-- Description of the task --
If a line in the entries contains the word "true", list it.

------ Task data ------

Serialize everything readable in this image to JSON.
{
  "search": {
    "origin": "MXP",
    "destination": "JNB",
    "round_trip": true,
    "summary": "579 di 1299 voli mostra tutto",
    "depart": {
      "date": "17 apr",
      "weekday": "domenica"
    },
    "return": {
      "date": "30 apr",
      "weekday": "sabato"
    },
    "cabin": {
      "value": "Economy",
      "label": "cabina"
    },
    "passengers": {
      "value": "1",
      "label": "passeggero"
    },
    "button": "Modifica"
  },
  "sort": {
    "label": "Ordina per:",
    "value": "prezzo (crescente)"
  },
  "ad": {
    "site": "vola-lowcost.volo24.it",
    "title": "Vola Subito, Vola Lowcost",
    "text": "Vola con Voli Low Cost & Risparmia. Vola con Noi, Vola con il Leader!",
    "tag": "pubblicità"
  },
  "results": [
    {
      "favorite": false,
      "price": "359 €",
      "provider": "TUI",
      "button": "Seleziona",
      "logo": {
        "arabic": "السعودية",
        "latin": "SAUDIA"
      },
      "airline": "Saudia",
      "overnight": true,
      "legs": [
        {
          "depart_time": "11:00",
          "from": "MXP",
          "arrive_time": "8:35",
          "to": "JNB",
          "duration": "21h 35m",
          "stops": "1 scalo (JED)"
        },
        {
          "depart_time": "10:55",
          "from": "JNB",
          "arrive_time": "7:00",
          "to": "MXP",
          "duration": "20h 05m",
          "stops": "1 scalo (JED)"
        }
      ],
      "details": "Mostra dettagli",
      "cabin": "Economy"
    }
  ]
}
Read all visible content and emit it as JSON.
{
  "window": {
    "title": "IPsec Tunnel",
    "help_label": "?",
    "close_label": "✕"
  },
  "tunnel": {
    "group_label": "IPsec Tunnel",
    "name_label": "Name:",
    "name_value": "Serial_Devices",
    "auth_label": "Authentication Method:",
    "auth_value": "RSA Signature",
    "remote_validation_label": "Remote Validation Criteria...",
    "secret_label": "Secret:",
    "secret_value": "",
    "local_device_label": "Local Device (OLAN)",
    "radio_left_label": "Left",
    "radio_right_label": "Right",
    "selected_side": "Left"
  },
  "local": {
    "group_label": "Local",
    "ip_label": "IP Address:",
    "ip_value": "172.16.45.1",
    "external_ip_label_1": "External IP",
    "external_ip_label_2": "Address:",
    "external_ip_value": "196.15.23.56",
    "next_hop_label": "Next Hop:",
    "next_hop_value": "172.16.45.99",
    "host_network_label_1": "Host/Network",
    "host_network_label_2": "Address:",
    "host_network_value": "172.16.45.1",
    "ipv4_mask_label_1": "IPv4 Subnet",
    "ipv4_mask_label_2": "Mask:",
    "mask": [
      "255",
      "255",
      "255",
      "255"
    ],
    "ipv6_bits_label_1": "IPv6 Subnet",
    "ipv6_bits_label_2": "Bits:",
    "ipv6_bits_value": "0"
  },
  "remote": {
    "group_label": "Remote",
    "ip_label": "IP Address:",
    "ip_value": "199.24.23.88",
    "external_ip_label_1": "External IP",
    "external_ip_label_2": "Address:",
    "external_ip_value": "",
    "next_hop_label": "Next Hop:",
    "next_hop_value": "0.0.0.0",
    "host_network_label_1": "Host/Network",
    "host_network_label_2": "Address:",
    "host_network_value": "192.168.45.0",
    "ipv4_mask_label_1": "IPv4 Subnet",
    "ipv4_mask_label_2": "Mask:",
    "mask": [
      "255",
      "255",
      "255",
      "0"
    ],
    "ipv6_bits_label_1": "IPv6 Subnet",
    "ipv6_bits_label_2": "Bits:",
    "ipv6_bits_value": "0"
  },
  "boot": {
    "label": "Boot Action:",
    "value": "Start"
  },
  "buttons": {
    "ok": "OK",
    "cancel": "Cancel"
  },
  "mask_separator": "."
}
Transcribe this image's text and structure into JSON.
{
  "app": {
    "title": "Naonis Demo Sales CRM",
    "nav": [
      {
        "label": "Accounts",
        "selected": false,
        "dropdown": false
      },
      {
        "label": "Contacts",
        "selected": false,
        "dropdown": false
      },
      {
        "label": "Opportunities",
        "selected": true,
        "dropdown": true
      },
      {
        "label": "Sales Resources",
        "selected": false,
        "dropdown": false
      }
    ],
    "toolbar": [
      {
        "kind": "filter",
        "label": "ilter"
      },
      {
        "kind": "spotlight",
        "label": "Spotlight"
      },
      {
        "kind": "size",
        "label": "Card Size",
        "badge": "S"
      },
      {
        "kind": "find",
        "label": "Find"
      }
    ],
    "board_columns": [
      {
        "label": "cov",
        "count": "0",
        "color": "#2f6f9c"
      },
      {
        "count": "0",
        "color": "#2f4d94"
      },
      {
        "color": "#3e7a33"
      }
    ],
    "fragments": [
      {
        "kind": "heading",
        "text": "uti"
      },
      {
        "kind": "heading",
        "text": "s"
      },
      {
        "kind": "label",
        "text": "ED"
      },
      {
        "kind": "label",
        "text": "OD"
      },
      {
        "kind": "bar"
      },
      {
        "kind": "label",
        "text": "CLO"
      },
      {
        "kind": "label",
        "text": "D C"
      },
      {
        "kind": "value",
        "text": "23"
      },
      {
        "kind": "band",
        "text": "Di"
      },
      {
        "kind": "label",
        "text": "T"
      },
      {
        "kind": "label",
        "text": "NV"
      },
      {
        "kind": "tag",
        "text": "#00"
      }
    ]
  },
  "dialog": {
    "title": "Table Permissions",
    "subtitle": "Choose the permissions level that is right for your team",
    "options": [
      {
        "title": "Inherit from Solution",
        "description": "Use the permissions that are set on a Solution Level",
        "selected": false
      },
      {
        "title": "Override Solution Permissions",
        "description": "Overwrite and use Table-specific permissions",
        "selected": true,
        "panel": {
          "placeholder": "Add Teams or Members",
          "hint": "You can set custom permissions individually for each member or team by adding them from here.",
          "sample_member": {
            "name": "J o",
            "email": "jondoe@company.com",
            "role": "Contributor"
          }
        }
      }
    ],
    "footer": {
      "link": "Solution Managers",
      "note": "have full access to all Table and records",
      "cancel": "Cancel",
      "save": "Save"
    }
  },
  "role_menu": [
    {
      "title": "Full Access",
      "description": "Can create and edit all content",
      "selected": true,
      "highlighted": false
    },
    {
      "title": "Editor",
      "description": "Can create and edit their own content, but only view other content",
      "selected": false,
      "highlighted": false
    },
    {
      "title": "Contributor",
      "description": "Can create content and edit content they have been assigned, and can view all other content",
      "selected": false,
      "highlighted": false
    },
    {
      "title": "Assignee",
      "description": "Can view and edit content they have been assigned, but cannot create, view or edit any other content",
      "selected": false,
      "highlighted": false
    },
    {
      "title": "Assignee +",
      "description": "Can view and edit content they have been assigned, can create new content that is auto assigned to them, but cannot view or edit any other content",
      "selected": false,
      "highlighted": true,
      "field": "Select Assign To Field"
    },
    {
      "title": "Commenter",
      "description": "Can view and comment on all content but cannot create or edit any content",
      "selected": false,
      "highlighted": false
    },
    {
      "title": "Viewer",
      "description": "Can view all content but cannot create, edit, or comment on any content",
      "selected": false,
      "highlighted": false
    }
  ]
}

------

-- Exercise answer --
    "round_trip": true,
      "overnight": true,
        "selected": true,
        "dropdown": true
        "selected": true,
      "selected": true,
      "highlighted": true,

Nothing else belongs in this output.